WHAT THE EXERCISE ASKS → In the listing below, find each line holding "circle" and copy it.

──────────────────────────────

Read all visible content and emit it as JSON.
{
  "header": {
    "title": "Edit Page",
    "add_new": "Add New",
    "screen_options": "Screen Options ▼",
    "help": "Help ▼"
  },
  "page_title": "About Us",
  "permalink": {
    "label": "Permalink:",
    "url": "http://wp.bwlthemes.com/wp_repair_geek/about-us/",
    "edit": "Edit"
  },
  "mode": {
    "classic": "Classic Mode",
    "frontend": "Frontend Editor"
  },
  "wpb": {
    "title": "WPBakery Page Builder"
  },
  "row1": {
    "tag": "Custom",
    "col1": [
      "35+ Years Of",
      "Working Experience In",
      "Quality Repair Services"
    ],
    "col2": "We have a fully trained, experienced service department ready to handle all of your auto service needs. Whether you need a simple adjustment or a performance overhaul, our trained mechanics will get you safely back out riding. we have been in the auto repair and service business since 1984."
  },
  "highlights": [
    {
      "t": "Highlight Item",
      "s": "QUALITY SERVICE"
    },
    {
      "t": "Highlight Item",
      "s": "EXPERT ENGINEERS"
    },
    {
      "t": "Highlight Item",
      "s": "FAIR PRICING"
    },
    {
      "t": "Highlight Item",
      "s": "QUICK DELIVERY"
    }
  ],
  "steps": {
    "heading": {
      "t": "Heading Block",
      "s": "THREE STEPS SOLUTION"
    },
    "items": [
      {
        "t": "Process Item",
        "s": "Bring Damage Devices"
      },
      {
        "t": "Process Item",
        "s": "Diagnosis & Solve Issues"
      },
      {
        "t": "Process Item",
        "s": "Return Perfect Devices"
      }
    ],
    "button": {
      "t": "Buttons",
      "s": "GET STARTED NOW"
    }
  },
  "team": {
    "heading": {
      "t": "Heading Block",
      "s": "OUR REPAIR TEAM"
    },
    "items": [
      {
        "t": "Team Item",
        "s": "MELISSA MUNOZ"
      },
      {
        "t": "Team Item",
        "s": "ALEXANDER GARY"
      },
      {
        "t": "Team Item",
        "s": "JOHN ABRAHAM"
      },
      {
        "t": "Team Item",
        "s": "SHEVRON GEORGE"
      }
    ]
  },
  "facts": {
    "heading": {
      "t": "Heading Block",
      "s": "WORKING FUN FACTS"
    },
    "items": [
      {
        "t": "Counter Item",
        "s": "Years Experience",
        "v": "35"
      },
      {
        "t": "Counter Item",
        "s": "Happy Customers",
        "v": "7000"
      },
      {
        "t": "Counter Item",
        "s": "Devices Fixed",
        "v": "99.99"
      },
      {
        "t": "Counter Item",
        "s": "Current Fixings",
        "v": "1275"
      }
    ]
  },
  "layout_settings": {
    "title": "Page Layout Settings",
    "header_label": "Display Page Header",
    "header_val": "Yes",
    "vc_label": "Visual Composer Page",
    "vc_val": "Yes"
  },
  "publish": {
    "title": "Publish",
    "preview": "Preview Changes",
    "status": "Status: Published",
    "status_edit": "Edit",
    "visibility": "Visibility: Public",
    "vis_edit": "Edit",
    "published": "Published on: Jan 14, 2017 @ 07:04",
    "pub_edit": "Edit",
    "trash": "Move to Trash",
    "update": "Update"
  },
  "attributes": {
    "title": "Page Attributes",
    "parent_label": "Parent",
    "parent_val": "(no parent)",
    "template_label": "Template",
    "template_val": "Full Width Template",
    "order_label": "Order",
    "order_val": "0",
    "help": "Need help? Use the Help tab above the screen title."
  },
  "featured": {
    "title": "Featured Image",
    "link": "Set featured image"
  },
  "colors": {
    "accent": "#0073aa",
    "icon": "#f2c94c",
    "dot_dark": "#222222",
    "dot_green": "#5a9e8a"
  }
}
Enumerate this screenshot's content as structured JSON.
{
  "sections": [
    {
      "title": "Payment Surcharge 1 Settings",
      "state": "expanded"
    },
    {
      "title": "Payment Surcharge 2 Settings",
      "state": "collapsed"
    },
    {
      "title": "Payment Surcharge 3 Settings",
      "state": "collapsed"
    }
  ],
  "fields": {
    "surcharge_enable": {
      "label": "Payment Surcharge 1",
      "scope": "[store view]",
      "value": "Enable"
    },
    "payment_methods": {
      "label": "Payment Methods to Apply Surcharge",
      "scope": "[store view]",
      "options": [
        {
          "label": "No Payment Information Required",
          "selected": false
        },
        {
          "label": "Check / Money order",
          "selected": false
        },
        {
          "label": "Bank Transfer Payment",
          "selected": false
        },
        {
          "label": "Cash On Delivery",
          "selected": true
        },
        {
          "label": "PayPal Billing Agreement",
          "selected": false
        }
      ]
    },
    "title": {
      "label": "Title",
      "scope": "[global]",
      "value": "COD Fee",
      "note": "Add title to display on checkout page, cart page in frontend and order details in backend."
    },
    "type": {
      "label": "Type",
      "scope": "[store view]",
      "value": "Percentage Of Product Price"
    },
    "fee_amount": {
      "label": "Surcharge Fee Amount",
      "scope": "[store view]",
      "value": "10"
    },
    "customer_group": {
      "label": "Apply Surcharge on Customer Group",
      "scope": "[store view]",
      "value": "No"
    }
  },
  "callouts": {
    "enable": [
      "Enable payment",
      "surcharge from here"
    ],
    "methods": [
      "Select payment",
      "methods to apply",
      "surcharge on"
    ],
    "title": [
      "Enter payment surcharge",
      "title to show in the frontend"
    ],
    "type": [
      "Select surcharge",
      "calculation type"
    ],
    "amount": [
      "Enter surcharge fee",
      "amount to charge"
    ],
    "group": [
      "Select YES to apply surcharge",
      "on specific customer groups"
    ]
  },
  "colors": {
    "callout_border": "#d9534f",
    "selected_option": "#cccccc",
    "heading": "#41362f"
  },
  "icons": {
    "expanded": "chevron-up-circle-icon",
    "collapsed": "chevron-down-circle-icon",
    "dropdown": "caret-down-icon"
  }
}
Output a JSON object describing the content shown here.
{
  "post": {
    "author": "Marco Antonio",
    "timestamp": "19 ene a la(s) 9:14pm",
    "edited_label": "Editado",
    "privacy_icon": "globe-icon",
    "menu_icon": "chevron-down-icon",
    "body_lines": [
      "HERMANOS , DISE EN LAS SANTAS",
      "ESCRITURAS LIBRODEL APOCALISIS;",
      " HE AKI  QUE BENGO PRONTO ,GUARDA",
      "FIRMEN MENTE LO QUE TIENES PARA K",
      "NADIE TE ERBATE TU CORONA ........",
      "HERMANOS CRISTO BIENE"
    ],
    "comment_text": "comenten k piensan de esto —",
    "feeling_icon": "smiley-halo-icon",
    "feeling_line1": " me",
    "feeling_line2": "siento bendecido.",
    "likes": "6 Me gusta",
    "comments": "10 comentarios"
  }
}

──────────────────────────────

RESULT OF THE TASK →
    "expanded": "chevron-up-circle-icon",
    "collapsed": "chevron-down-circle-icon",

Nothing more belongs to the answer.